Closely aligned to the principle of the “rule of law” is the principle of the law of contracts. The strict practice of honoring moral and legal contractual obligations is another important foundation of a successful society. When the United States issues a temporary, non-immigrant visa it is a contract between an alien and the citizens of the United States that he/she has been granted the privilege of being in our country for a designated purpose for a specific time. Overstaying that temporary, non-immigrant visa is a violation of that contract. American citizens operate under and honor many contracts on a daily basis. For example, many of us have a contract with our bank involving our home that is called a mortgage. If one fails to meet the obligation under that contract, no matter how good or well-intentioned one is, the eventual consequence would be eviction from the property; a civil remedy. It makes no sense to permit aliens to dishonor their temporary, non-immigrant visa contracts without consequence.

The Kingdom of Conway
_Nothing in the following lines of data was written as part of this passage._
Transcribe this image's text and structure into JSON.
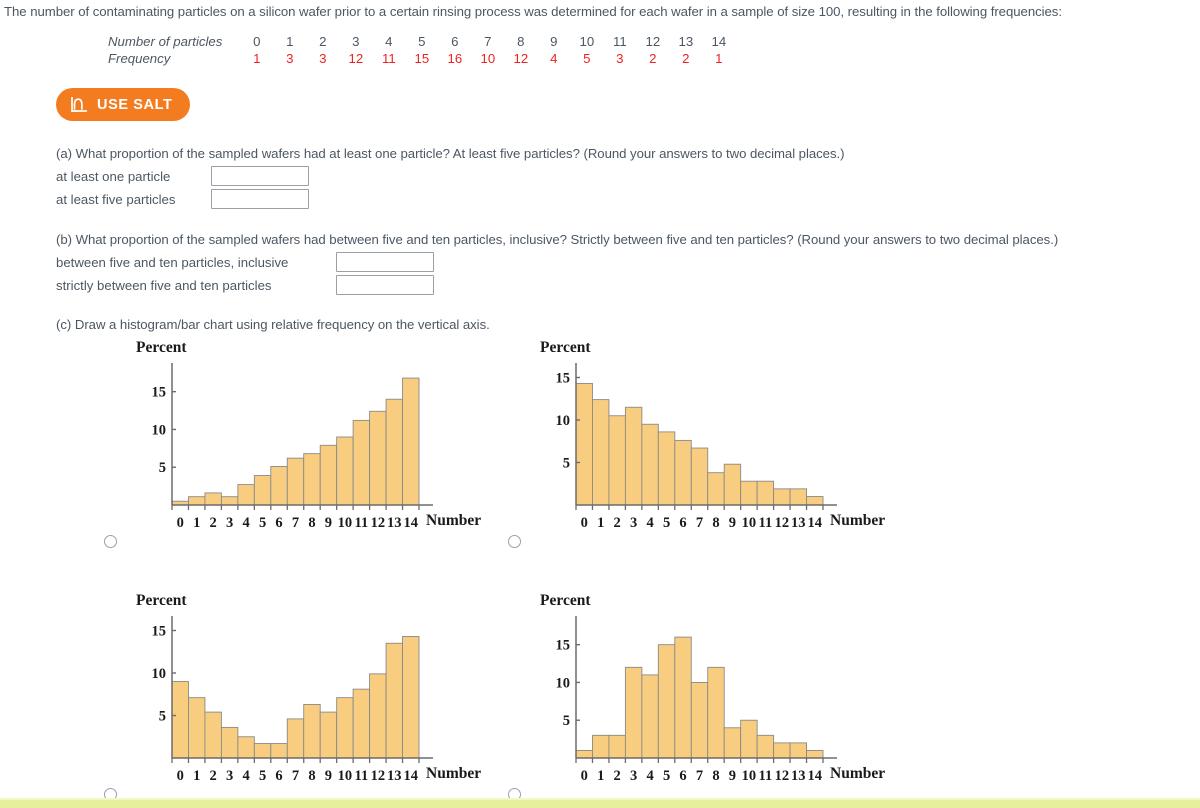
{
  "intro": {
    "text": "The number of contaminating particles on a silicon wafer prior to a certain rinsing process was determined for each wafer in a sample of size 100, resulting in the following frequencies:"
  },
  "table": {
    "row_labels": [
      "Number of particles",
      "Frequency"
    ],
    "particles": [
      "0",
      "1",
      "2",
      "3",
      "4",
      "5",
      "6",
      "7",
      "8",
      "9",
      "10",
      "11",
      "12",
      "13",
      "14"
    ],
    "frequencies": [
      "1",
      "3",
      "3",
      "12",
      "11",
      "15",
      "16",
      "10",
      "12",
      "4",
      "5",
      "3",
      "2",
      "2",
      "1"
    ]
  },
  "salt": {
    "label": "USE SALT",
    "icon": "distribution-curve-icon",
    "color": "#f47c20"
  },
  "questions": {
    "a": {
      "prompt": "(a) What proportion of the sampled wafers had at least one particle? At least five particles? (Round your answers to two decimal places.)",
      "rows": [
        {
          "label": "at least one particle",
          "value": "",
          "placeholder": ""
        },
        {
          "label": "at least five particles",
          "value": "",
          "placeholder": ""
        }
      ]
    },
    "b": {
      "prompt": "(b) What proportion of the sampled wafers had between five and ten particles, inclusive? Strictly between five and ten particles? (Round your answers to two decimal places.)",
      "rows": [
        {
          "label": "between five and ten particles, inclusive",
          "value": "",
          "placeholder": ""
        },
        {
          "label": "strictly between five and ten particles",
          "value": "",
          "placeholder": ""
        }
      ]
    },
    "c": {
      "prompt": "(c) Draw a histogram/bar chart using relative frequency on the vertical axis."
    }
  },
  "chart_data": [
    {
      "id": "option-a",
      "type": "bar",
      "title": "",
      "xlabel": "Number",
      "ylabel": "Percent",
      "categories": [
        "0",
        "1",
        "2",
        "3",
        "4",
        "5",
        "6",
        "7",
        "8",
        "9",
        "10",
        "11",
        "12",
        "13",
        "14"
      ],
      "values": [
        0.5,
        1.1,
        1.6,
        1.1,
        2.7,
        3.9,
        5.1,
        6.2,
        6.8,
        7.9,
        9.0,
        11.2,
        12.4,
        14.0,
        16.8
      ],
      "yticks": [
        5,
        10,
        15
      ],
      "ylim": [
        0,
        18
      ],
      "grid": false,
      "selected": false
    },
    {
      "id": "option-b",
      "type": "bar",
      "title": "",
      "xlabel": "Number",
      "ylabel": "Percent",
      "categories": [
        "0",
        "1",
        "2",
        "3",
        "4",
        "5",
        "6",
        "7",
        "8",
        "9",
        "10",
        "11",
        "12",
        "13",
        "14"
      ],
      "values": [
        14.3,
        12.4,
        10.5,
        11.5,
        9.5,
        8.6,
        7.6,
        6.7,
        3.8,
        4.8,
        2.8,
        2.8,
        1.9,
        1.9,
        1.0
      ],
      "yticks": [
        5,
        10,
        15
      ],
      "ylim": [
        0,
        16
      ],
      "grid": false,
      "selected": false
    },
    {
      "id": "option-c",
      "type": "bar",
      "title": "",
      "xlabel": "Number",
      "ylabel": "Percent",
      "categories": [
        "0",
        "1",
        "2",
        "3",
        "4",
        "5",
        "6",
        "7",
        "8",
        "9",
        "10",
        "11",
        "12",
        "13",
        "14"
      ],
      "values": [
        9.0,
        7.1,
        5.4,
        3.6,
        2.5,
        1.7,
        1.7,
        4.6,
        6.3,
        5.4,
        7.1,
        8.1,
        9.9,
        13.5,
        14.3
      ],
      "yticks": [
        5,
        10,
        15
      ],
      "ylim": [
        0,
        16
      ],
      "grid": false,
      "selected": false
    },
    {
      "id": "option-d",
      "type": "bar",
      "title": "",
      "xlabel": "Number",
      "ylabel": "Percent",
      "categories": [
        "0",
        "1",
        "2",
        "3",
        "4",
        "5",
        "6",
        "7",
        "8",
        "9",
        "10",
        "11",
        "12",
        "13",
        "14"
      ],
      "values": [
        1,
        3,
        3,
        12,
        11,
        15,
        16,
        10,
        12,
        4,
        5,
        3,
        2,
        2,
        1
      ],
      "yticks": [
        5,
        10,
        15
      ],
      "ylim": [
        0,
        18
      ],
      "grid": false,
      "selected": false
    }
  ],
  "style": {
    "bar_fill": "#f9cd80",
    "bar_stroke": "#8a8a8a",
    "axis_color": "#6b6b6b",
    "frequency_text_color": "#ee2222",
    "body_text_color": "#4c5763",
    "footer_band_color": "#e6ef9a"
  }
}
We do not live in the Kingdom of Conway, totally autonomous and independent; we exist in an integrated system of federal, Commonwealth and local laws and operate under the principle of the rule of law. The idea that the citizens of the Town of Conway would vote for a bylaw that sends a message to illegal aliens who have improperly entered our country or who are temporary, non-immigrant residents who have overstayed their temporary, nonimmigrant visas that it is not only alright to violate our laws and dishonor their contractual obligations but that we would also actively protect them from the enforcement of those laws and contractual obligations enacted by the duly elected representatives of our constitutional republic, whether the penalty is criminal or civil, is seriously misguided; ridiculous on its face; contrary to the rule of law; in violation of Article VI of the US Constitution, the Supremacy Clause; and, I would go so far as to say, seditious.

I am a United States Marine. I served as an infantry officer in Fleet Marine Force (FMF) ground combat units that were ready at a moment’s notice to deploy anywhere in the world to protect the national interests of the United States. Consequently, I take national and local security very seriously and, considering the high level of criminal and terrorist threats to our country, strongly support the strict enforcement of immigration laws at every level of government.

I would like to see all the enthusiasm, efforts and money being spent to shield illegal aliens from the law in sanctuary communities being spent to help our veterans, the men and women who have stepped up to defend our country, our laws and our citizens, especially those severely wounded, those suffering from post-traumatic stress disorder (PTSD), the estimated 50,000 that are homeless, and the families of those who have died for us.

John P. O’Rourke is the chairman of the Board of Selectmen for the Town of Conway; the Chair of the Council of the Franklin Regional Council of Governments, on the Board of Directors of the Massachusetts Municipal Association and appointed by Gov. Baker as one of eight selectmen to serve on the Local Government Advisory Commission.